"Your disregard and chosen ignorance to the situation will do nothing for you in the long run," the being began. "Draco will abandon you if you keep this from him, and you will have no heir to call your own any longer."

"I'll have no more heirs ever because of you," my father hissed.

The man didn't even pretend to be affected. "No, you won't," he agreed. "Nor do you deserve any. You're a vile creature and the only reason I put up with you for this long was because of my beloved. I wished a normal childhood for him."

Most of the words seemed to fly over my father's head. "Creature. That's rich, coming from a half-breed like yourself."

"And now look at your son. He was never yours."

"I expect you to say he's yours?"

The beauty nodded. "Yes. Draco has always been mine. I just let you take care of him for a while." My heart swooped in unconscious agreement. How could I not belong to him?

"You let me," whispered my father. "He's my son."

"And I'm his mate. Magic, ancient laws, and love are guiding me. Blood and arrogance, you."

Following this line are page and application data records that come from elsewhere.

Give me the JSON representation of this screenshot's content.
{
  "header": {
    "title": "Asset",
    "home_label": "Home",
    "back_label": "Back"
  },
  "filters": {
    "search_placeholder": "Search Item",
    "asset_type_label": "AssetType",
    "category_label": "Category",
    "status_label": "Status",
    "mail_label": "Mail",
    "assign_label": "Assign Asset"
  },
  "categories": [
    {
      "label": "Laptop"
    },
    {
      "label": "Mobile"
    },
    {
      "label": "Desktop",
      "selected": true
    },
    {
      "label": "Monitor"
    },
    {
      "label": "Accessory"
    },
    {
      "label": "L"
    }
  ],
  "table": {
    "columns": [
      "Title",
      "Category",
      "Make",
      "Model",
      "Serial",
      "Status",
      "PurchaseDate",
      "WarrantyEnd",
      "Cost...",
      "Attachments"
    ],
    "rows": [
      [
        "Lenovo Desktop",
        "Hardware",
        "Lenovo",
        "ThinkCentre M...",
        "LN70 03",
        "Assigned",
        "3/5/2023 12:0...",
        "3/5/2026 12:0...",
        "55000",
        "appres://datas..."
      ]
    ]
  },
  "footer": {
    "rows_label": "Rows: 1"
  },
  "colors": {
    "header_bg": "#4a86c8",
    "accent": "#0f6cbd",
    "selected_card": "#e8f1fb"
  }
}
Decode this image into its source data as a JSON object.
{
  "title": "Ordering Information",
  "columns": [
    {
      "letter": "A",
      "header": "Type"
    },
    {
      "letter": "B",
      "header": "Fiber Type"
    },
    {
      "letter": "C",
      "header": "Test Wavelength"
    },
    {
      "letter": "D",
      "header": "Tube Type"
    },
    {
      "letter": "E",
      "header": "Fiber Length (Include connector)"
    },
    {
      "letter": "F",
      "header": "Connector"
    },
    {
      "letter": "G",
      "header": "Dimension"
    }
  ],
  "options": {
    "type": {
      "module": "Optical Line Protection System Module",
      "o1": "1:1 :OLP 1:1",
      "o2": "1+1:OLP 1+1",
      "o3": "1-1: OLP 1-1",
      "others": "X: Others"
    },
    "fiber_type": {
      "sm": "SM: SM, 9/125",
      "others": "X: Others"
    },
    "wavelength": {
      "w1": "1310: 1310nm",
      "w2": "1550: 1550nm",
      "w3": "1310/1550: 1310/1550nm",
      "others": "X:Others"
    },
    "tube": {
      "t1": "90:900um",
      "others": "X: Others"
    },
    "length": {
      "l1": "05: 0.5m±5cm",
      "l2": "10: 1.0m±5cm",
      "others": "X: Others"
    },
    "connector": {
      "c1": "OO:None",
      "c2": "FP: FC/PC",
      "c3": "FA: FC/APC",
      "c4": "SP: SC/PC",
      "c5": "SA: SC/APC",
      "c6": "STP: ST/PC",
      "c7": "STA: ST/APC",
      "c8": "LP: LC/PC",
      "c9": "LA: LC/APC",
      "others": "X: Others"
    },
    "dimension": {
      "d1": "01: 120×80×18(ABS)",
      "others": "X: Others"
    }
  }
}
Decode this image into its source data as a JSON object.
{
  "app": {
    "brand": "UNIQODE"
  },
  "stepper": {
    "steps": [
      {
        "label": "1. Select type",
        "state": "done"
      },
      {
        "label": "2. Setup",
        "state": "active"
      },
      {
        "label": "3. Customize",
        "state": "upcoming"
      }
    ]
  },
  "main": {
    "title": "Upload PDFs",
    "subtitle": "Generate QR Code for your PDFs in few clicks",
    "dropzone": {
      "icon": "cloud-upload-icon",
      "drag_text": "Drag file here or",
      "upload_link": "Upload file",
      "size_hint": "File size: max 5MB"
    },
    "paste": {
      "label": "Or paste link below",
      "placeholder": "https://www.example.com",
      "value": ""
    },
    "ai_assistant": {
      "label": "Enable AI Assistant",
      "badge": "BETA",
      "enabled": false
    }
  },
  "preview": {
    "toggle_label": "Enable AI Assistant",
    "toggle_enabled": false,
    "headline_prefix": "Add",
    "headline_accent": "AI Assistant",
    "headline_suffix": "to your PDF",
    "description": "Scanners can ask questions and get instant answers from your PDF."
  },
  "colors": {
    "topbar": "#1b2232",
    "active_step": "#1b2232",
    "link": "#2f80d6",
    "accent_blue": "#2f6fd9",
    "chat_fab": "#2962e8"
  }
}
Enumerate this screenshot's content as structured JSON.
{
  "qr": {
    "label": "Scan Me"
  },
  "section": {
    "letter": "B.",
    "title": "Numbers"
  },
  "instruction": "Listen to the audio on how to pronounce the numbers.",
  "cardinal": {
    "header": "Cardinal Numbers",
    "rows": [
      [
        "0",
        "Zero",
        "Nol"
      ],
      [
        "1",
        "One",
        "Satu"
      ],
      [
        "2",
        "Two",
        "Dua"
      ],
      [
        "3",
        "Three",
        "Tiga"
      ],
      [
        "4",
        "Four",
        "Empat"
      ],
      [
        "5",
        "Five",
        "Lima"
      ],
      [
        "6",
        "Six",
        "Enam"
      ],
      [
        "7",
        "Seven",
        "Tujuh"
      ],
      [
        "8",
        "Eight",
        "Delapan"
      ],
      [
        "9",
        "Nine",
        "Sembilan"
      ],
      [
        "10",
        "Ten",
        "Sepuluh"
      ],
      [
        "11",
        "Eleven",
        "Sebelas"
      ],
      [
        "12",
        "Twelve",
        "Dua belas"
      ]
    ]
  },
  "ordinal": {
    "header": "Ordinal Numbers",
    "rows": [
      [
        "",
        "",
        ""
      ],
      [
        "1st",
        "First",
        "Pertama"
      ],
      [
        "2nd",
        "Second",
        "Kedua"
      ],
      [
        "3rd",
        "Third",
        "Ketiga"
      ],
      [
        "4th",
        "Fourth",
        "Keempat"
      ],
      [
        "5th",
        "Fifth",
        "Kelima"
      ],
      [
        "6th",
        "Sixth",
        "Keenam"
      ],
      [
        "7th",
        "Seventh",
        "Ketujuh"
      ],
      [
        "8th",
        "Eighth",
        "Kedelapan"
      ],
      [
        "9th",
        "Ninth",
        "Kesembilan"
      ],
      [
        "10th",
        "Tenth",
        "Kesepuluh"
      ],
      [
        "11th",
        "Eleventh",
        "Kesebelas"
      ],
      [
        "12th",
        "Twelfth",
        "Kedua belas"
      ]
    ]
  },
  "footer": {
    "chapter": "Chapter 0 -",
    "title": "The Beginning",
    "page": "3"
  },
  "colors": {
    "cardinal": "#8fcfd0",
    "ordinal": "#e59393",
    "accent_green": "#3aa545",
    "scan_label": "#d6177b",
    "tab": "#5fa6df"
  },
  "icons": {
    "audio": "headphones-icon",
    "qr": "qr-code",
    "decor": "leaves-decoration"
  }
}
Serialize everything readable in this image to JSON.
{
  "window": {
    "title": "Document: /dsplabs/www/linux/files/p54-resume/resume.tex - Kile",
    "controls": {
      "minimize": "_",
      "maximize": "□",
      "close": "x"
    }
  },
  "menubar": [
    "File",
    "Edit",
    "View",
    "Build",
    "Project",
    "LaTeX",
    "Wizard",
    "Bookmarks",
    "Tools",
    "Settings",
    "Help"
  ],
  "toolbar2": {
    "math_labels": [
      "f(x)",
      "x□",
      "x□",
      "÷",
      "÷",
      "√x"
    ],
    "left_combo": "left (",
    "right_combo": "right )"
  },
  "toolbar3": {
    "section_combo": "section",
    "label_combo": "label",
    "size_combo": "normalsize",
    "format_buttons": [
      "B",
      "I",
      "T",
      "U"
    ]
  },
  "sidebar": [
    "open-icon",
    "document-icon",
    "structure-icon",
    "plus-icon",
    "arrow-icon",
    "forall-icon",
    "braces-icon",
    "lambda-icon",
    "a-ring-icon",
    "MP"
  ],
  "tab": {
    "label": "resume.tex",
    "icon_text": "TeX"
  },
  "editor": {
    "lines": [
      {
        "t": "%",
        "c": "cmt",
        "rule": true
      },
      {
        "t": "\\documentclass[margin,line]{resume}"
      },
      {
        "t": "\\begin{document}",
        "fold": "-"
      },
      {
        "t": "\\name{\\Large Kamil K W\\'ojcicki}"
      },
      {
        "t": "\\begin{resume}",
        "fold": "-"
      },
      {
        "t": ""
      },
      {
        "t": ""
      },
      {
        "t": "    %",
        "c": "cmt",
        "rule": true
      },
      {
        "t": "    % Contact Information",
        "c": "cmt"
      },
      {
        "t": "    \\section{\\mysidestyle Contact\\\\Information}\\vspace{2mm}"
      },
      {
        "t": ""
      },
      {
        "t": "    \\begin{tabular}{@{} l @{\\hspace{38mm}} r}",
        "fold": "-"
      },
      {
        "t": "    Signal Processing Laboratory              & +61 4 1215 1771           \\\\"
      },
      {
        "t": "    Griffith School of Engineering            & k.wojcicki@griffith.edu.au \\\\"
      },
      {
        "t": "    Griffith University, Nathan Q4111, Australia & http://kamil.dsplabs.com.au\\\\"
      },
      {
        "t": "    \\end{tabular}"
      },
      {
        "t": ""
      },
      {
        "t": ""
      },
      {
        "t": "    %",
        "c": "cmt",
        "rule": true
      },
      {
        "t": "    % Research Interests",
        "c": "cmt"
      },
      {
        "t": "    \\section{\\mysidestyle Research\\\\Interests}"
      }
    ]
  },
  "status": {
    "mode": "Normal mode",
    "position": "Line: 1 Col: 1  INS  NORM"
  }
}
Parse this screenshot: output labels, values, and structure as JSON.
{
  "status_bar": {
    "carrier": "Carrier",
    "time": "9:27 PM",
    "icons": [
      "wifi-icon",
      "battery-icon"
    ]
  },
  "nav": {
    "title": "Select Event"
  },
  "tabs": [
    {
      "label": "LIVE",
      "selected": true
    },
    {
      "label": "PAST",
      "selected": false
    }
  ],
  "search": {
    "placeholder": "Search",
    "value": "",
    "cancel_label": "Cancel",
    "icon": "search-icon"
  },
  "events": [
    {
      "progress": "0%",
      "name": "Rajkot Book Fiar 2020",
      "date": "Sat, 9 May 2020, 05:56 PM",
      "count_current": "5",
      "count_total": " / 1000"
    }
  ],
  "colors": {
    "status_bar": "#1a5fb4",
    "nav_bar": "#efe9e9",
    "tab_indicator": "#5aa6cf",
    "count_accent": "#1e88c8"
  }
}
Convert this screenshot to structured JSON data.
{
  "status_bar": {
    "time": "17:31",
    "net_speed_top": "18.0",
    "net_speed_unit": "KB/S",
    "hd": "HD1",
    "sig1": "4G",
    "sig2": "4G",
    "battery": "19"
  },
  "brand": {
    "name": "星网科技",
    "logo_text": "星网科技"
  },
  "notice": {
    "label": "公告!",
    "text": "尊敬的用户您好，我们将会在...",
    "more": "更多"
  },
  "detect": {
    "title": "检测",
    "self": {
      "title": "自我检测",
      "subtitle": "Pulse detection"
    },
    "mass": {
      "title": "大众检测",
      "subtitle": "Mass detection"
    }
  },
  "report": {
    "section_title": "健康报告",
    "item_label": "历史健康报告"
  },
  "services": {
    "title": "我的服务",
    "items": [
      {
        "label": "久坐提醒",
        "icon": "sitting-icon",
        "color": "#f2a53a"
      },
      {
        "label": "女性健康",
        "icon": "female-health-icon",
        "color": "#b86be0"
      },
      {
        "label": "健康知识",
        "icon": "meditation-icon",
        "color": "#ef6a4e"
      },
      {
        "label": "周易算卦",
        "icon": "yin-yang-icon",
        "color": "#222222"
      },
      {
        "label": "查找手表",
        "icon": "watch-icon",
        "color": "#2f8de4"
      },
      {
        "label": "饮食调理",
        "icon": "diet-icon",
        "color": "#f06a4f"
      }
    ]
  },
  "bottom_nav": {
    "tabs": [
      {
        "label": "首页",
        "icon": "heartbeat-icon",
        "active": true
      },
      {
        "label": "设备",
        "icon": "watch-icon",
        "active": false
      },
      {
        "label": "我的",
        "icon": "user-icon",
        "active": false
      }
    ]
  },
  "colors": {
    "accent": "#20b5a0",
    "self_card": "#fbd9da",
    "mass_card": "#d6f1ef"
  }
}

"I think it's time for you to leave, Harry," my father hissed, tone livid under badly concealed anger.

"Yes," Harry agreed. His intense eyes, for a moment, glanced up and locked with mine before looking away. I suddenly couldn't breathe and my face felt rather hot. "Yes, I think it is time I'd go. With any luck, I won't see your face for at least another three years. Draco will be ready then."

My father's voice became strangled as he choked, "Go." And then the beauty was gone. I didn't think he Apparated because there was no pop, but the silent evaporation seemed to suit a creature as surreal as Harry.

Pansy and I went back to my room.

"That man, Harry–" I said.

"Wasn't he just gorgeous?" gushed Pansy. Then her dreamy expression turned sour as she glared at me. "But I couldn't hear a thing half the time with you bouncing around like you were."

"I did no such thing."

Pansy rolled her eyes, laying down against my pillows. "You looked ready to piss yourself, Draco." She then sent me a sly glance. "Or something a little more sticky."

"Ugh." I walked out of the room.

Why did girls have to be so gushy and gross all the time? Pansy should stay out of other people's business.

What I felt for Harry was private, yet Pansy had to go and ruin it by making it sound tawdry.

At dinner that night, when Pansy had gone home, and the blush had left my cheeks, my father was tense. He kept his head down, something unusual, and ate his rare steak quietly and without conversation. My mother kept sending worried glances towards him before glancing over at me in question. I always looked away.

It served him right, keeping his head down at the dinner table. No one should be able to talk to dear, beautiful Harry that way and be shameless.

I smirked into my glass, knowing my father would not see.